The vast riverside terrace at this Wandsworth boozer, which has been standing since 1786, means it’s pretty much packed all summer long but it’s also a haven for drinkers in the winter as it’s also home to a massive wood burning stove. Their range of Young’s cask ales, London craft beers and seasonal gastropub fare – clam chowder, ribeye steak and chips, dark chocolate tart – keep the crowds warm and happy.
The White Horse is another pub that’s extremely popular both in summer thanks to its large front beer garden and once the temperature drops thanks to expansive interiors, roaring fires and comfy Chesterfields. Though they serve a variety of wines and spirits, this is a pub for beer fans to hole up in – eight cask ale and six draught lines are regularly rotated with a ton more in the fridge.
Established when Highgate was still a village on the edge of London, The Flask is brimming with history; it’s home to a ghost or two, Dick Turpin allegedly stopped by whilst on the run and Keats, Shelley and Bryon all drank here. As lots of period features remain, there are plenty of snugs and alcoves to nestle into with a pint of ale and a plate of warming pub grub.
This Grade II listed building in Docklands can be a bit tricky to find but that only makes The Gun feel even more like a hidden gem. As well as a flagstone floor, dark wood and a fire in the bar area, the pub also has a separate brighter dining area complete with great views of the river and the o2 Arena. The Gun is a Fuller’s pub so many of their brews, including London Pride and Oliver’s Island, are on tap and their Sunday roast is a real hit with punters too.
Though it doesn’t look like it from the interior, the Jerusalem Tavern has only been operating as a pub since the 1990s. It’s on the snug side and has a coal burning fire just inside the entrance, so you’ll have no trouble getting cosy. It also boasts the full range of beers and ales from Suffolk brewery St Peters, so you won’t have any problem in getting a strong brew to keep that warm feeling going all evening long.
The Angelsea Arms is a real neighbourhood pub that’s quietly and confidently gone about its business, re-opening in 2014 with a new seasonal food offering. The pub is definitely now more food-focused, with the menu ranging from burrata and figs to braised ox cheeks, polenta and chanterelles to sticky toffee pudding, but it’s still a great place to grab a drink and sit in front of the fire.

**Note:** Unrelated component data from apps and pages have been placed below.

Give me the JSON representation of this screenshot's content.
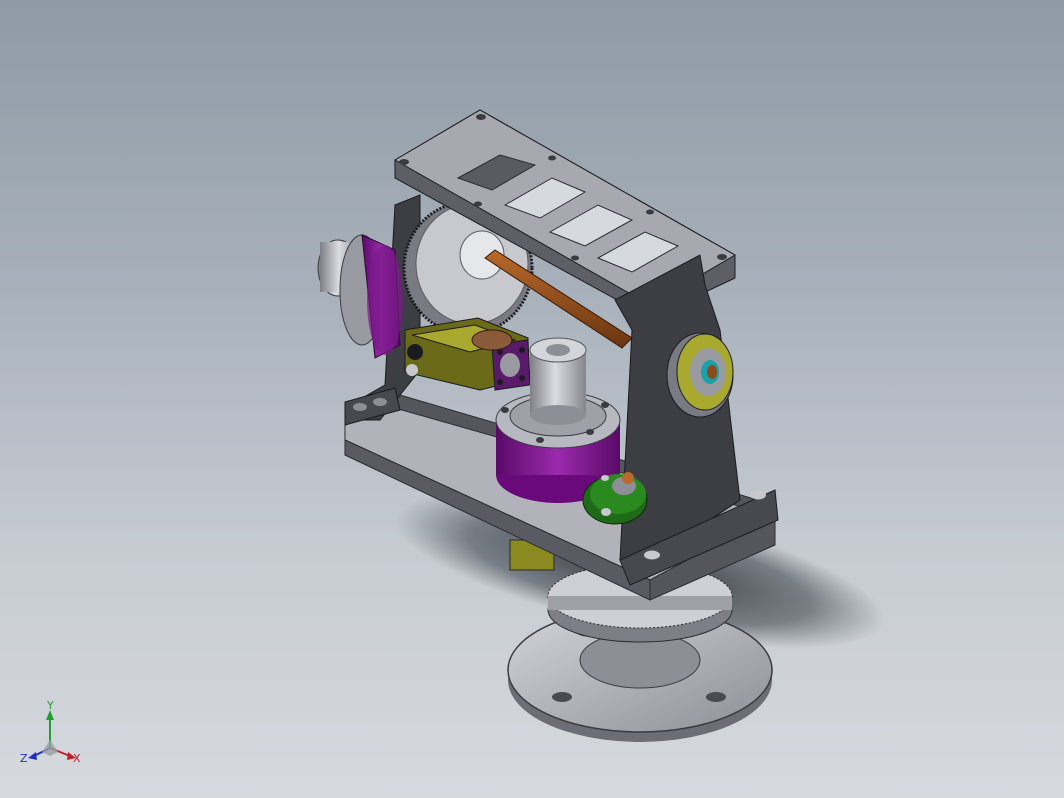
{
  "viewport": {
    "background_top": "#8f9aa6",
    "background_bottom": "#d6d9de"
  },
  "model": {
    "description_icon": "cad-assembly",
    "colors": {
      "steel": "#a9aab0",
      "steel_dark": "#6f7078",
      "bracket": "#4a4b50",
      "motor": "#7a1a8a",
      "gearbox": "#8a8a20",
      "shaft": "#8a4a1a",
      "green_part": "#2a8a20",
      "highlight": "#e2e3e6"
    }
  },
  "triad": {
    "x_label": "X",
    "y_label": "Y",
    "z_label": "Z",
    "x_color": "#c0202a",
    "y_color": "#20a030",
    "z_color": "#2030c0"
  }
}
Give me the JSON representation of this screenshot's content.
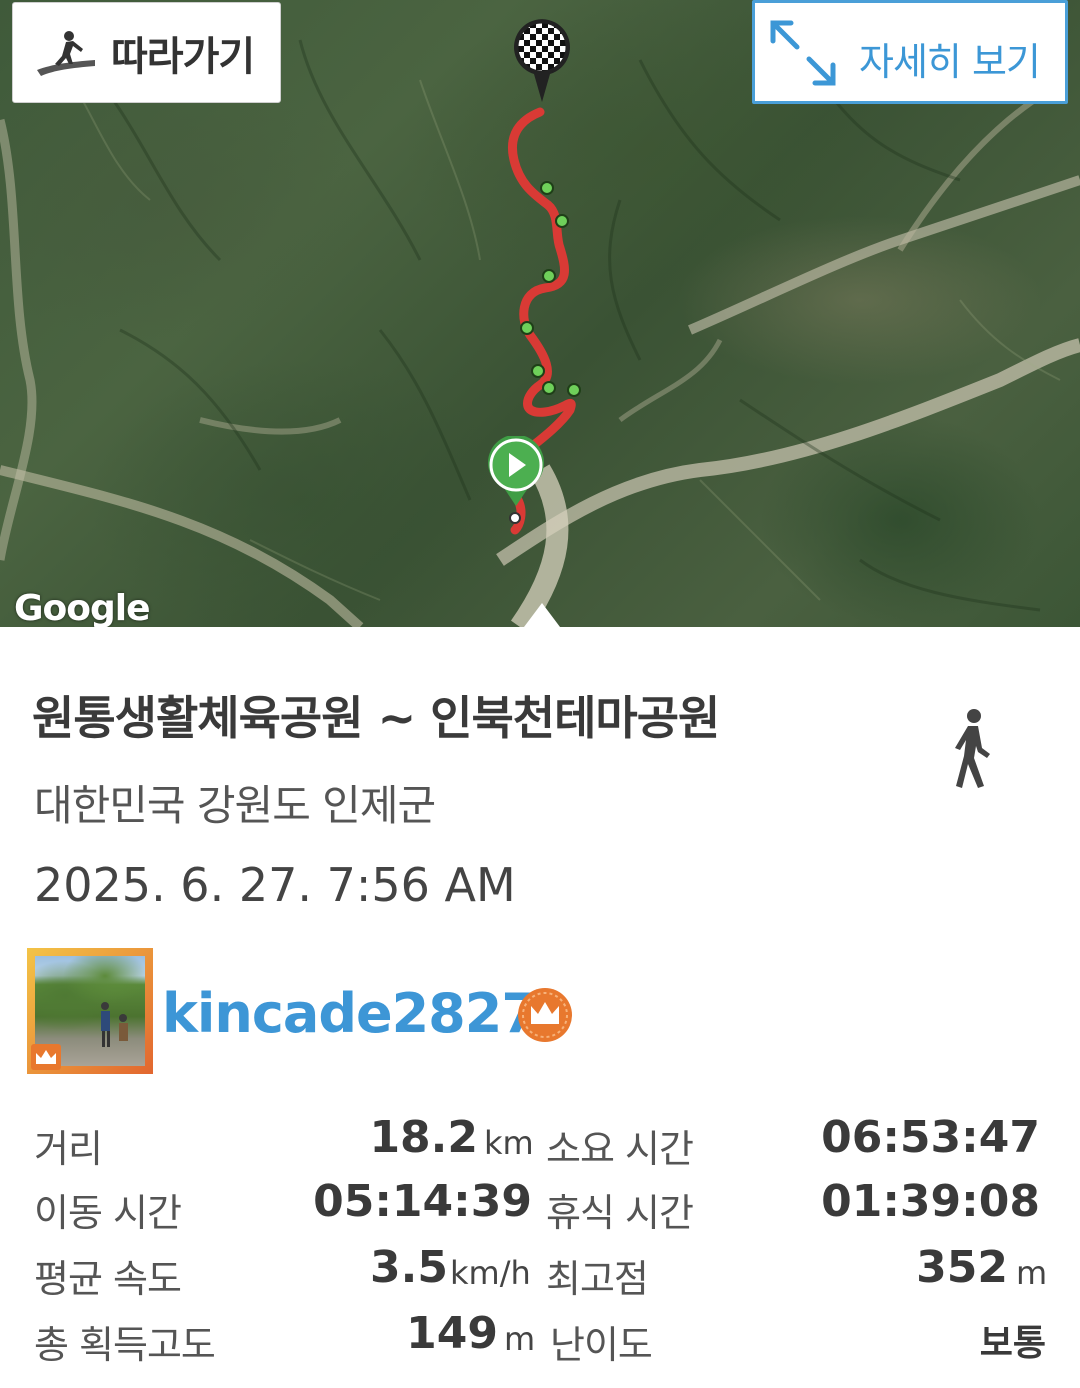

Thanks to its location on the edge of Hampstead Heath, the Spaniards Inn really does feel like a traditional country pub and with a log fire on the go, it’s the perfect place to settle in after a bracing winter walk. Historically it’s always been a popular place to drink with both Dickens and Keats amongst the clientele, and the rotating selection of cask ales, regular tap takeovers and hearty gastropub fare keeps people coming back.
Tucked in between Morning Lane and Homerton High Street, The Chesham Arms was saved from the fate of becoming another block of Hackney flats, going on to be named CAMRA East London Pub of the Year in 2016. As well as having two fires, the deep red wall colour only enhances the sense of warmth and it’s a dog friendly pub too, so you can bring your pooch in to curl up in front of the fire.
With three fires – one in the bar, one in the dining area and one in the lounge – you’ll have no problem getting cosy in The Antelope. The pub has been a part of the Tooting community for decades and it remains charmingly traditional, with church pews, bunting and taxidermied animals amongst the décor. With locally sourced brews and regular events, including quiz nights, banjo lessons and drawing classes, you’ll find it hard to tear yourself away.
Rebuilt after the Great Fire of London, Ye Olde Cheshire Cheese is one of the oldest pubs in the city and as you’d expect from a building that’s been standing for over three centuries, it’s full of history – lots of famous writer patrons and lots of nooks and crannies over four levels to nestle in. Now that it’s run by Sam Smith’s, the pints are decently priced too.